Courts frequently dismiss cases against religious institutions because they mistakenly believe the First Amendment prevents them from intruding on religious employment disputes. They have invented a "ministerial exemption" that prevents religious lawsuits from being heard by a jury.
Consider the case of Madeline Weishuhn, a mathematics and religion teacher at St. Mary's Elementary School in Mount Morris, Michigan. According to the opinion dismissing her lawsuit, Weishuhn’s contract was not renewed after the 2005-06 school year “after a series of employment-related incidents, none of which involved the subject of religion.” The incidents are not described.
Weishuhn is representative of what happens in ministerial exemption cases. The facts are not developed because the cases are dismissed on jurisdictional grounds. If the events at St. Mary’s Elementary School did not “involve the subject of religion,” then they should be considered in the courtroom, by a jury.

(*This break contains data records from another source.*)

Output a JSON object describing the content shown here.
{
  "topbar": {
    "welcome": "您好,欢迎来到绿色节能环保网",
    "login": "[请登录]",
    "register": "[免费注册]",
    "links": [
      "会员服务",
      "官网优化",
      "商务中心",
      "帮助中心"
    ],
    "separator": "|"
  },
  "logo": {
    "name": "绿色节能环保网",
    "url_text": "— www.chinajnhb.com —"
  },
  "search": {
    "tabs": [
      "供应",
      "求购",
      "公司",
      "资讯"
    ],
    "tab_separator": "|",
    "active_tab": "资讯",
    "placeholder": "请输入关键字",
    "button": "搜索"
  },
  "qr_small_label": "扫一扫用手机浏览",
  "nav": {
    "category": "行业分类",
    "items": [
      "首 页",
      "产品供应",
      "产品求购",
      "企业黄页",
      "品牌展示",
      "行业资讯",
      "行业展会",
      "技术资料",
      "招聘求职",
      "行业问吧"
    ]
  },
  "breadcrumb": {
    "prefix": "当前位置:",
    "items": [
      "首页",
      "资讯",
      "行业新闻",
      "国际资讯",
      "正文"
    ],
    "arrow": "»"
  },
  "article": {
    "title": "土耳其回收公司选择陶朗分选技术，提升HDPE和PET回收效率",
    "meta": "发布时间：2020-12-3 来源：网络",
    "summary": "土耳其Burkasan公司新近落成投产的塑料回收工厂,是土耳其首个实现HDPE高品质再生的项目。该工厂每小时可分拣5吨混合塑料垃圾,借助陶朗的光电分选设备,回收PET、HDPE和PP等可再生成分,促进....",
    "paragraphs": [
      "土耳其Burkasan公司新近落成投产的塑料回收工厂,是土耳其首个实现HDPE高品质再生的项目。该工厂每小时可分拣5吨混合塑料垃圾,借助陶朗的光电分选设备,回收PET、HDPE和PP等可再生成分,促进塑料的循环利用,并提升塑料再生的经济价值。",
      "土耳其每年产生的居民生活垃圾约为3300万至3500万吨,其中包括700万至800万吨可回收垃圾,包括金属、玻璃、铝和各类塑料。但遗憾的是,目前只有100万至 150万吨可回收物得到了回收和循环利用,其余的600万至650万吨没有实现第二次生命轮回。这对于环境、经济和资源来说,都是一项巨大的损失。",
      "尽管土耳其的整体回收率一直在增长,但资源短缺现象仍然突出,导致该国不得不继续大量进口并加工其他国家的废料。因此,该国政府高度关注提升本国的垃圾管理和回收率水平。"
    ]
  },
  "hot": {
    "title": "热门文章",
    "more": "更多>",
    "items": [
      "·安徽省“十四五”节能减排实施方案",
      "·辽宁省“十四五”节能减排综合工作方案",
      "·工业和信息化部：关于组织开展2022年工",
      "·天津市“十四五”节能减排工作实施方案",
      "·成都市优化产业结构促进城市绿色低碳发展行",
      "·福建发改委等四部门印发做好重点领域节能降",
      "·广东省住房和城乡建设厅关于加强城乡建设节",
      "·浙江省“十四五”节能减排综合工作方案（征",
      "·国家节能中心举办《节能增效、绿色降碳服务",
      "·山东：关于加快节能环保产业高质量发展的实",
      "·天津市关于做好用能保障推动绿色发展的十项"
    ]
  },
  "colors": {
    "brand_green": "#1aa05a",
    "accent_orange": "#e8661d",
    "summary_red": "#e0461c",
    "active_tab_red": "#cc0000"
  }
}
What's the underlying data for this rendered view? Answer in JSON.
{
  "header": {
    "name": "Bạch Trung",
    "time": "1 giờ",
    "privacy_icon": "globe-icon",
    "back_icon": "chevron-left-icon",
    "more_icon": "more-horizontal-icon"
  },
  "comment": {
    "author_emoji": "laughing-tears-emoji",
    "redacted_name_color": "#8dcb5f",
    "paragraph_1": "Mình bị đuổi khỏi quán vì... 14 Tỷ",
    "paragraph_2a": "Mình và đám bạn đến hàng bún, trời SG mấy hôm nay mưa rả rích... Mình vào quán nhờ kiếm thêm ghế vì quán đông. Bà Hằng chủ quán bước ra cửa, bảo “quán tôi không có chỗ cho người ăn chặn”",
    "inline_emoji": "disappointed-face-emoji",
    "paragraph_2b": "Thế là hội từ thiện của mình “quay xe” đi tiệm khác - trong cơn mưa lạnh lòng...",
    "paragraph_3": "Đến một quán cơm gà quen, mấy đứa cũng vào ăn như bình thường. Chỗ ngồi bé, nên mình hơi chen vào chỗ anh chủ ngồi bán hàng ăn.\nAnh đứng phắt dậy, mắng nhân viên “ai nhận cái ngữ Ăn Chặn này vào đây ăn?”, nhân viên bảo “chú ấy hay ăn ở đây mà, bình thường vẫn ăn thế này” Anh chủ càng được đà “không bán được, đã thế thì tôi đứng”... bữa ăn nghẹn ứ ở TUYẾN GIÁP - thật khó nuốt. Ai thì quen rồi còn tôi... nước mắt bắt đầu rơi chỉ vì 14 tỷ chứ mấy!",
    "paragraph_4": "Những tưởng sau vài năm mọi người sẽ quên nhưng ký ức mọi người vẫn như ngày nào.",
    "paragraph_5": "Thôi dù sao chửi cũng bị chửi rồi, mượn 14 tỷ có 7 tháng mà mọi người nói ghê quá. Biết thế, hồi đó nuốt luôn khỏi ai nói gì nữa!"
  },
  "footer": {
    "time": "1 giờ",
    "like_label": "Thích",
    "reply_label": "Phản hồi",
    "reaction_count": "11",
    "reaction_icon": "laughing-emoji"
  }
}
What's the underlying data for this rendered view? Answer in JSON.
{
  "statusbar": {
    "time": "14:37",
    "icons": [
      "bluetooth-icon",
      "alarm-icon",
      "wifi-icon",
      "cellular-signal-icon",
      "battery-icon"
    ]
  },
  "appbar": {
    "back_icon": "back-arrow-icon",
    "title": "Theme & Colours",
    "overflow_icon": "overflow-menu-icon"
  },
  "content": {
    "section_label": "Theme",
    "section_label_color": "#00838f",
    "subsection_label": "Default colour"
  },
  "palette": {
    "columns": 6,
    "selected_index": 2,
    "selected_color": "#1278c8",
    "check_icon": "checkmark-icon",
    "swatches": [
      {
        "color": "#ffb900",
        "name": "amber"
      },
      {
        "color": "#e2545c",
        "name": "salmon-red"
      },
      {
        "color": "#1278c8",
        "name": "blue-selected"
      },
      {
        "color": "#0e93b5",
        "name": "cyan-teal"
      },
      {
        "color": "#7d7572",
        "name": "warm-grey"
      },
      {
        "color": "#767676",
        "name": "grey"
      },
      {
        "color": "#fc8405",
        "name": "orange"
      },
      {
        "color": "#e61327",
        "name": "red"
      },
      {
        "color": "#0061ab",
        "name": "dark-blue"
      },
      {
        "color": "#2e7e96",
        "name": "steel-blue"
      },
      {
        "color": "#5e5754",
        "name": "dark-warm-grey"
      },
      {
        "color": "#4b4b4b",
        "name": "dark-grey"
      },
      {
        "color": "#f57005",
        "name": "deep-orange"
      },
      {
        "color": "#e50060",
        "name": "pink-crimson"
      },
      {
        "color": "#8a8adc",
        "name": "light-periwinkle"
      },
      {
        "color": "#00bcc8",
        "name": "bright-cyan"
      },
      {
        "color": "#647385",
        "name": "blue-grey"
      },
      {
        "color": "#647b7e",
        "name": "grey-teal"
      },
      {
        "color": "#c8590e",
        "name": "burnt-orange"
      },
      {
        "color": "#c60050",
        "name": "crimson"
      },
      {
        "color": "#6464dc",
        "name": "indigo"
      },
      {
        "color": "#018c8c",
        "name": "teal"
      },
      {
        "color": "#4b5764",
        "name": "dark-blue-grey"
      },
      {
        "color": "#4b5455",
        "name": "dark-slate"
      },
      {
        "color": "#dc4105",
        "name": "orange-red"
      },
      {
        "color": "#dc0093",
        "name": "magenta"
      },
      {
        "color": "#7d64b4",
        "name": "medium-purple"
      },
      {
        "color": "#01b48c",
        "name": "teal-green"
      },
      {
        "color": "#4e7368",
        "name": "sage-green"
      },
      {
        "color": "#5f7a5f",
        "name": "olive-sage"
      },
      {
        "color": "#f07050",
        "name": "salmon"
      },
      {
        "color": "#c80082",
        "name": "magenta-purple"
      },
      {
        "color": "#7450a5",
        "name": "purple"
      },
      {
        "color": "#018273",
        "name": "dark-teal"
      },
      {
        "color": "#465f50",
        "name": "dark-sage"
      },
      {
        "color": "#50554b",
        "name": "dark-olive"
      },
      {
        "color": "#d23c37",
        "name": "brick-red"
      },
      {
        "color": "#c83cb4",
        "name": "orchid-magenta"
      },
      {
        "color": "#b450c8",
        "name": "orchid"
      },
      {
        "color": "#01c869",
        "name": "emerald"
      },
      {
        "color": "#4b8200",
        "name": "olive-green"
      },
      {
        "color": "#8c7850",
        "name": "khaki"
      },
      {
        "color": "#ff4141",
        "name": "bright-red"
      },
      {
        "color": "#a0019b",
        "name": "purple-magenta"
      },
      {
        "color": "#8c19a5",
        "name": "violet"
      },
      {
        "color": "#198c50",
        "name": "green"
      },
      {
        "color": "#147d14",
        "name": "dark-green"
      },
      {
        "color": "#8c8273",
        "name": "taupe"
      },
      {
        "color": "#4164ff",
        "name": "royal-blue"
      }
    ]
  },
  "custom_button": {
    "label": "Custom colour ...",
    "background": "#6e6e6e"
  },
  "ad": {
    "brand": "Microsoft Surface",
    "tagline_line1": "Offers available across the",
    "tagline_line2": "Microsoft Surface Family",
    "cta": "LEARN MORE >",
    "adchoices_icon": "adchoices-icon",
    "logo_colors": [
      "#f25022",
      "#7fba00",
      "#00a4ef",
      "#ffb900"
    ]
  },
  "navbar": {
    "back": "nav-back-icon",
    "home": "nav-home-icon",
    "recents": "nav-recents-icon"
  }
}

Michigan newspapers and Weishuhn’s attorney revealed the facts. A student told Weishuhn that a student from another school was being abused by her father. Weishuhn reported the information to the authorities as the Michigan statute about reporting child abuse requires and was fired for doing so. The Michigan Court of Appeals ruled that a parochial school teacher is not protected against retaliatory dismissal and the state’s Supreme Court refused review. According to Weishuhn’s lawyer, “I cautioned [the court], if you're going to [apply the ministerial exception to this case], be very careful because you certainly have to provide protection for these [employees] who are compelled to report under the law and are subject to retaliation, . . . What they are saying is that my client doesn't even have protection for that.”
The appeals court demonstrated the misinterpretation of the First Amendment that plagues the courts, commenting that although “it seems unjust that employees of religious institutions can be fired without recourse for reporting illegal activities, particularly given that members of the clergy, as well as teachers, are mandated reporters. . . . to conclude otherwise would result in pervasive violations of First Amendment protections.” In other words, churches enjoy constitutional freedom to retaliate against employees who report sex abuse, even though the law requires sex abuse reporting, and even though Weishuhn was a teacher (not a minister) who did not violate Catholic teaching.
The larger background to this story is the worldwide sexual abuse scandal in the Roman Catholic Church, in which at least 15,235 victims have been acknowledged by the church in the United States while others estimate that 100,000 victims were involved. Sexual scandals have hit other religious denominations, large and small, in numbers still unknown. If women’s and children’s rights are to be protected, the courts and the law must be on the side of the whistleblowers and not on the side of church autonomy to break the law. The courts need to start enforcing employment laws against religious institutions.